Amid virus outbreak, New Mexico addresses school enrollment
SANTA FE, N.M. (AP) — As New Mexico experiences a rise in deaths and infections related to the coronavirus, education and child welfare officials are working to locate 12,000 students who have stopped attending public school and haven't notified the state about their next move.
A total of 21,000 students have disenrolled since the spring, including those who have notified schools of a transfer to homeschooling, a private school, or to another school out of state. New Mexico's student enrollment has declined for years because of an aging, flat population, but the apparent exodus recorded this fall is much higher than before.
The 12,000 students who are unaccounted for reflect a 4.2% decline in enrollment for the 40-day “money count” that determines public school funding, according to the Public Education Department, which released preliminary data on Monday weeks ahead of schedule.
“Typically, attendance numbers are released only after weeks of careful vetting, but because of growing concerns about high absence rates, the department opted to release them now as preliminary, unconfirmed figures,” the department said in a statement Thursday.
The numbers are usually released in December, but media and state legislators have been pushing for an earlier release to assess the potential impact of the pandemic on future education funding. With the vast majority of schools in New Mexico stuck in online-only learning, many parents have given up on public school.
State lawmakers are considering legislation to keep funding stable despite drops in enrollment during the pandemic.
On Tuesday, the state reported a record 2,112 known new cases of the virus, bringing the total case count to over 67,000. Officials also reported a record-high 28 deaths in a single day. The death toll now stands at 1,264.
Gov. Michelle Lujan Grisham took to Twitter Tuesday to tell residents to “shelter in place.”

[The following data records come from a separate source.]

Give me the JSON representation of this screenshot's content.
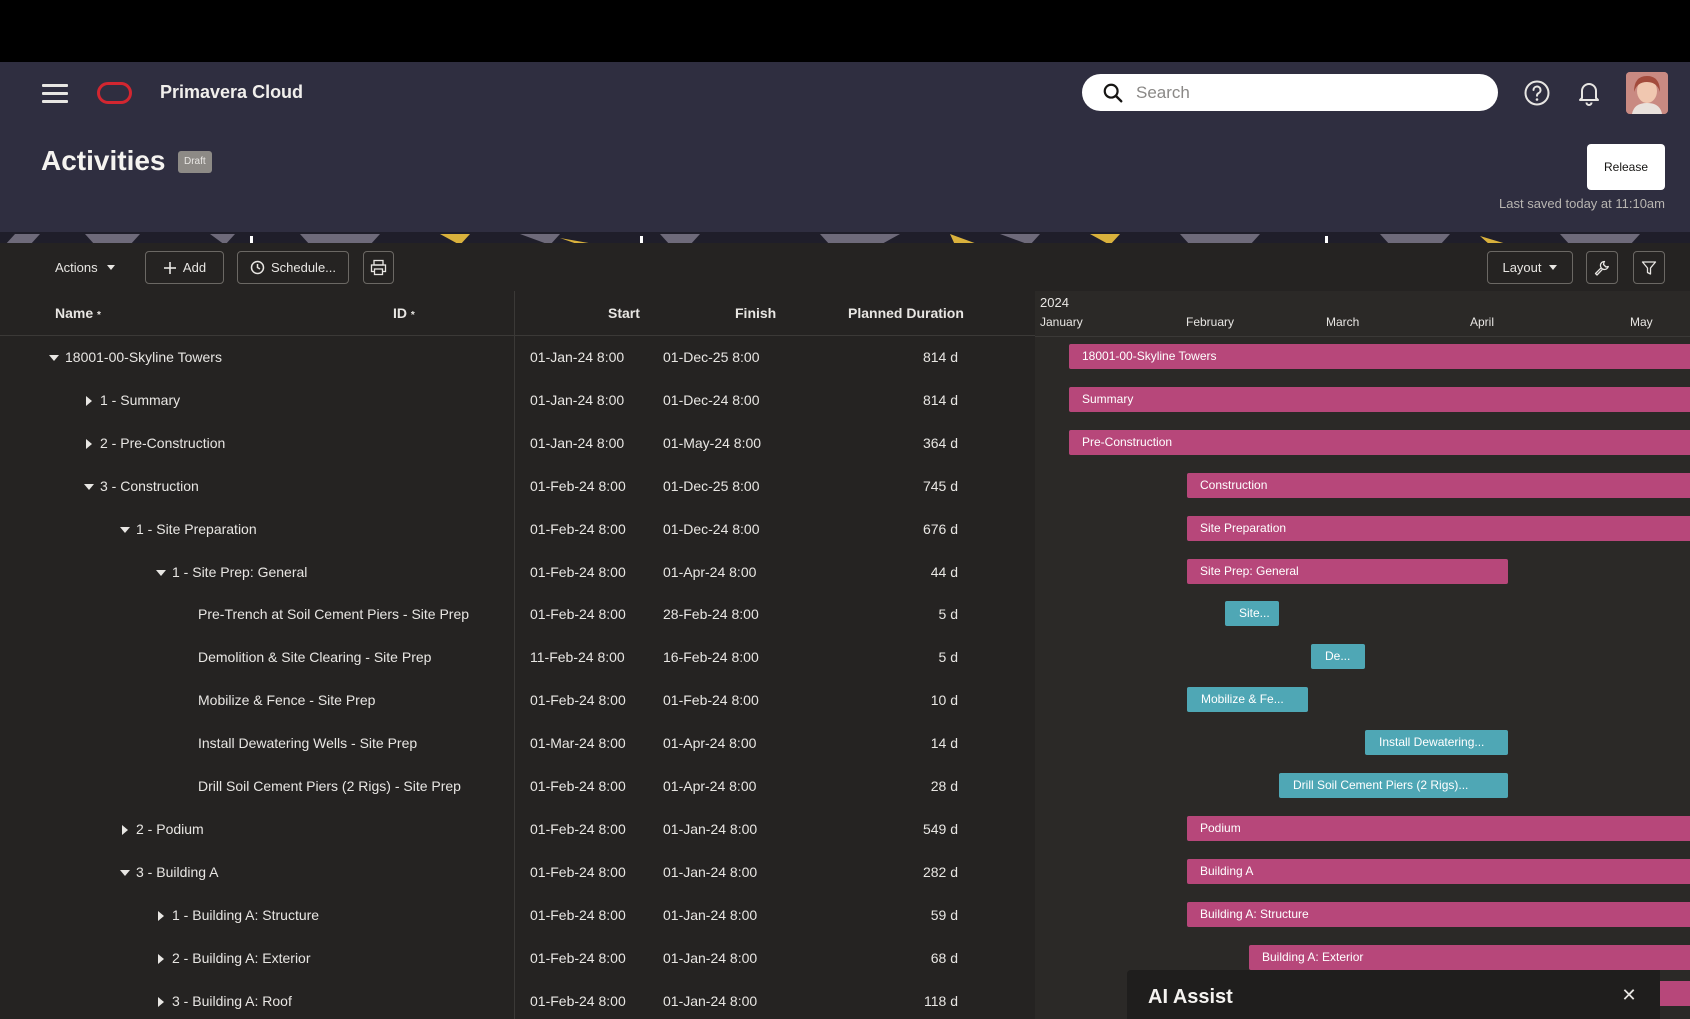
{
  "app": {
    "title": "Primavera Cloud"
  },
  "search": {
    "placeholder": "Search"
  },
  "page": {
    "title": "Activities",
    "badge": "Draft",
    "release_label": "Release",
    "last_saved": "Last saved today at 11:10am"
  },
  "toolbar": {
    "actions": "Actions",
    "add": "Add",
    "schedule": "Schedule...",
    "layout": "Layout"
  },
  "columns": {
    "name": "Name",
    "id": "ID",
    "start": "Start",
    "finish": "Finish",
    "duration": "Planned Duration"
  },
  "rows": [
    {
      "name": "18001-00-Skyline Towers",
      "start": "01-Jan-24 8:00",
      "finish": "01-Dec-25 8:00",
      "duration": "814 d",
      "bar": "18001-00-Skyline Towers"
    },
    {
      "name": "1 - Summary",
      "start": "01-Jan-24 8:00",
      "finish": "01-Dec-24 8:00",
      "duration": "814 d",
      "bar": "Summary"
    },
    {
      "name": "2 - Pre-Construction",
      "start": "01-Jan-24 8:00",
      "finish": "01-May-24 8:00",
      "duration": "364 d",
      "bar": "Pre-Construction"
    },
    {
      "name": "3 - Construction",
      "start": "01-Feb-24 8:00",
      "finish": "01-Dec-25 8:00",
      "duration": "745 d",
      "bar": "Construction"
    },
    {
      "name": "1 - Site Preparation",
      "start": "01-Feb-24 8:00",
      "finish": "01-Dec-24 8:00",
      "duration": "676 d",
      "bar": "Site Preparation"
    },
    {
      "name": "1 - Site Prep: General",
      "start": "01-Feb-24 8:00",
      "finish": "01-Apr-24 8:00",
      "duration": "44 d",
      "bar": "Site Prep: General"
    },
    {
      "name": "Pre-Trench at Soil Cement Piers - Site Prep",
      "start": "01-Feb-24 8:00",
      "finish": "28-Feb-24 8:00",
      "duration": "5 d",
      "bar": "Site..."
    },
    {
      "name": "Demolition & Site Clearing - Site Prep",
      "start": "11-Feb-24 8:00",
      "finish": "16-Feb-24 8:00",
      "duration": "5 d",
      "bar": "De..."
    },
    {
      "name": "Mobilize & Fence - Site Prep",
      "start": "01-Feb-24 8:00",
      "finish": "01-Feb-24 8:00",
      "duration": "10 d",
      "bar": "Mobilize & Fe..."
    },
    {
      "name": "Install Dewatering Wells - Site Prep",
      "start": "01-Mar-24 8:00",
      "finish": "01-Apr-24 8:00",
      "duration": "14 d",
      "bar": "Install Dewatering..."
    },
    {
      "name": "Drill Soil Cement Piers (2 Rigs) - Site Prep",
      "start": "01-Feb-24 8:00",
      "finish": "01-Apr-24 8:00",
      "duration": "28 d",
      "bar": "Drill Soil Cement Piers (2 Rigs)..."
    },
    {
      "name": "2 - Podium",
      "start": "01-Feb-24 8:00",
      "finish": "01-Jan-24 8:00",
      "duration": "549 d",
      "bar": "Podium"
    },
    {
      "name": "3 - Building A",
      "start": "01-Feb-24 8:00",
      "finish": "01-Jan-24 8:00",
      "duration": "282 d",
      "bar": "Building A"
    },
    {
      "name": "1 - Building A: Structure",
      "start": "01-Feb-24 8:00",
      "finish": "01-Jan-24 8:00",
      "duration": "59 d",
      "bar": "Building A: Structure"
    },
    {
      "name": "2 - Building A: Exterior",
      "start": "01-Feb-24 8:00",
      "finish": "01-Jan-24 8:00",
      "duration": "68 d",
      "bar": "Building A: Exterior"
    },
    {
      "name": "3 - Building A: Roof",
      "start": "01-Feb-24 8:00",
      "finish": "01-Jan-24 8:00",
      "duration": "118 d",
      "bar": ""
    }
  ],
  "gantt": {
    "year": "2024",
    "months": [
      "January",
      "February",
      "March",
      "April",
      "May"
    ]
  },
  "ai": {
    "title": "AI Assist"
  },
  "colors": {
    "accent_bar": "#b7477a",
    "task_bar": "#4fa7b5",
    "header_bg": "#2f2e40",
    "logo": "#d22630"
  }
}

The state implemented additional lockdown measures on Monday.
“The virus is everywhere,” Lujan Grisham wrote Tuesday. “Don’t go out. Don’t go shopping. Don’t take extra errands. Don’t go see friends. Don’t infect your loved ones. Don’t end up in a hospital.”
The Public Education Department is working with other state agencies like the Children, Youth and Families Department as well as school districts to try and identify the students and re-enroll them if possible.
Parents who fail to enroll their children in some form of school may run afoul of state laws, but state officials are trying to take a soft approach. Child welfare and law enforcement agencies have largely avoided fining parents under truancy laws, focusing on welfare checks that result in referrals to public services.
“This is a time for compassion. We know there are many reasons children are not attending school, and we want to work with them and their families to solve problems and get them back in class — not to punish them. But ultimately, we must meet our promise to educate every New Mexico child for college or career,” Public Education Secretary Ryan Stewart said.
Attanasio is a corps member for the Associated Press/Report for America Statehouse News Initiative. Report for America is a nonprofit national service program that places journalists in local newsrooms to report on under-covered issues. Follow Attanasio on Twitter.